This one will tug at your heart-strings. With an absentee or distracted, at best, single mother, Addie is forced to fend for herself. A few adults in her life become the roses amongst the thorns for her. You will cheer loudly for Addie and marvel at her perseverance. Both in theme and writing style this reminded me a lot of Joan Bauer’s books, and I’d certainly recommend it to her fans. Life is pretty tough for Addie, so I’d recommend this for mature fourth or fifth graders and up. (2008/Katherine Tegen Books)
This was a fun and fast paced read aloud with my fourth grader that prompted some good discussions about authority and disobedience at school. In my head the kids seemed far to precocious to be fifth graders, but it was enjoyable nonetheless. It would be a good one to recommend to students who enjoyed the latest Origami Yoda book, The Surprise Attack of Jabba the Puppett. Recommend for grades 3-6. (2007/Atheneum)
A lovely, quiet book that will remind you that seemingly random encounters between people just might happen for a reason. It was a very quick read that is still lingering with me. Not everything is explained, which may frustrate some readers, but it will definitely have you thinking. I’d be curious to hear if anyone has done this as a read aloud, because I think it would result in some great “Why . . .?” and “What if . . . ?” discussions. Recommend for grades 3-6. (2013/HarperCollins)
1946 Newbery Medal. I recall enjoying this when finding it at my grandmother’s house when I was young.
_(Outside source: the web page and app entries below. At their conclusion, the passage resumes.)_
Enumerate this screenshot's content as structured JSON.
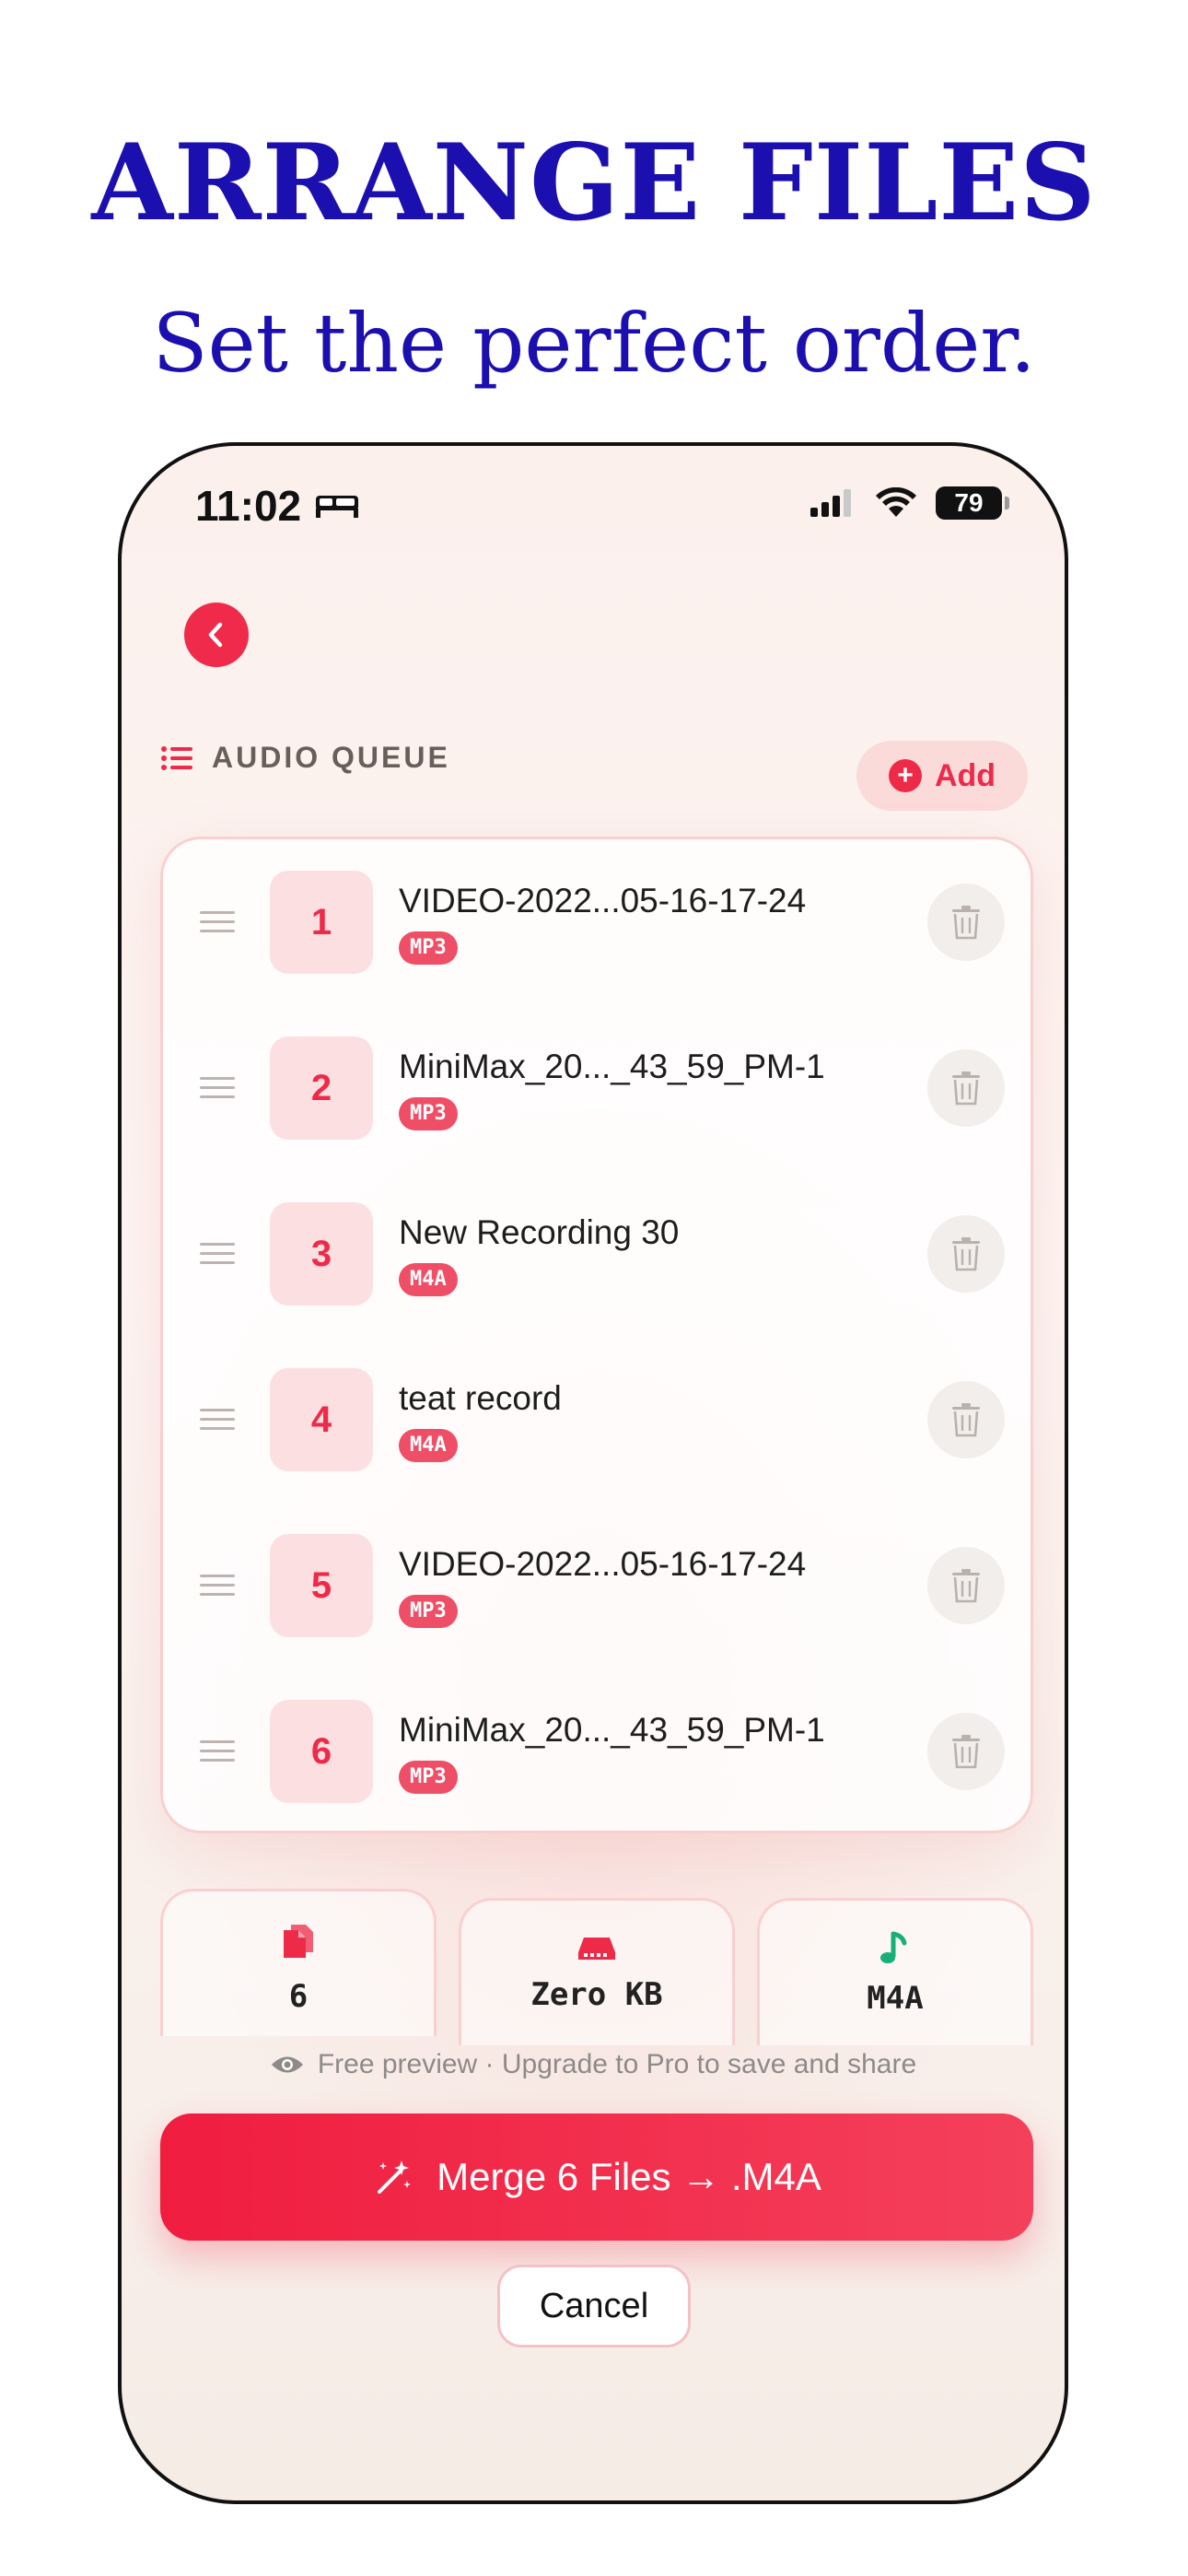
{
  "promo": {
    "title": "ARRANGE FILES",
    "subtitle": "Set the perfect order."
  },
  "status_bar": {
    "time": "11:02",
    "battery": "79"
  },
  "queue": {
    "title": "AUDIO QUEUE",
    "add_label": "Add",
    "items": [
      {
        "index": "1",
        "name": "VIDEO-2022...05-16-17-24",
        "format": "MP3"
      },
      {
        "index": "2",
        "name": "MiniMax_20..._43_59_PM-1",
        "format": "MP3"
      },
      {
        "index": "3",
        "name": "New Recording 30",
        "format": "M4A"
      },
      {
        "index": "4",
        "name": "teat record",
        "format": "M4A"
      },
      {
        "index": "5",
        "name": "VIDEO-2022...05-16-17-24",
        "format": "MP3"
      },
      {
        "index": "6",
        "name": "MiniMax_20..._43_59_PM-1",
        "format": "MP3"
      }
    ]
  },
  "stats": {
    "files": "6",
    "size": "Zero KB",
    "format": "M4A"
  },
  "colors": {
    "accent": "#ee2a49",
    "promo_blue": "#1c0fb0",
    "format_green": "#17b07a"
  },
  "preview_note": "Free preview · Upgrade to Pro to save and share",
  "merge_label": "Merge 6 Files → .M4A",
  "cancel_label": "Cancel"
}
Now, upon a re-read many years later, I found it okay. It’s certainly more readable than many others in these first few decades of the Newbery award, but I found the dialect very tiring by the end. Mr. Slater’s overnight conversion and retreat from alcoholism was extremely unrealistic for me as well. For farmsteading and pioneer stories represented by the Newbery, I prefer Thimble Summer and Caddie Woodlawn. Thanks to Elisabeth at The Dirigible Plum for spurring me to jump start my Newbery Challenge and for reading some of these early titles together!
And I continue . . .
This is a great one to just read a chapter at a time, hence it’s taking me a while to get through it. Fascinating.
On Beth from Foodie Bibliophile‘s recommendation, I’m listening to this on audio. Great fun.
Next up . . .
Do share what you are reading! Have a great week!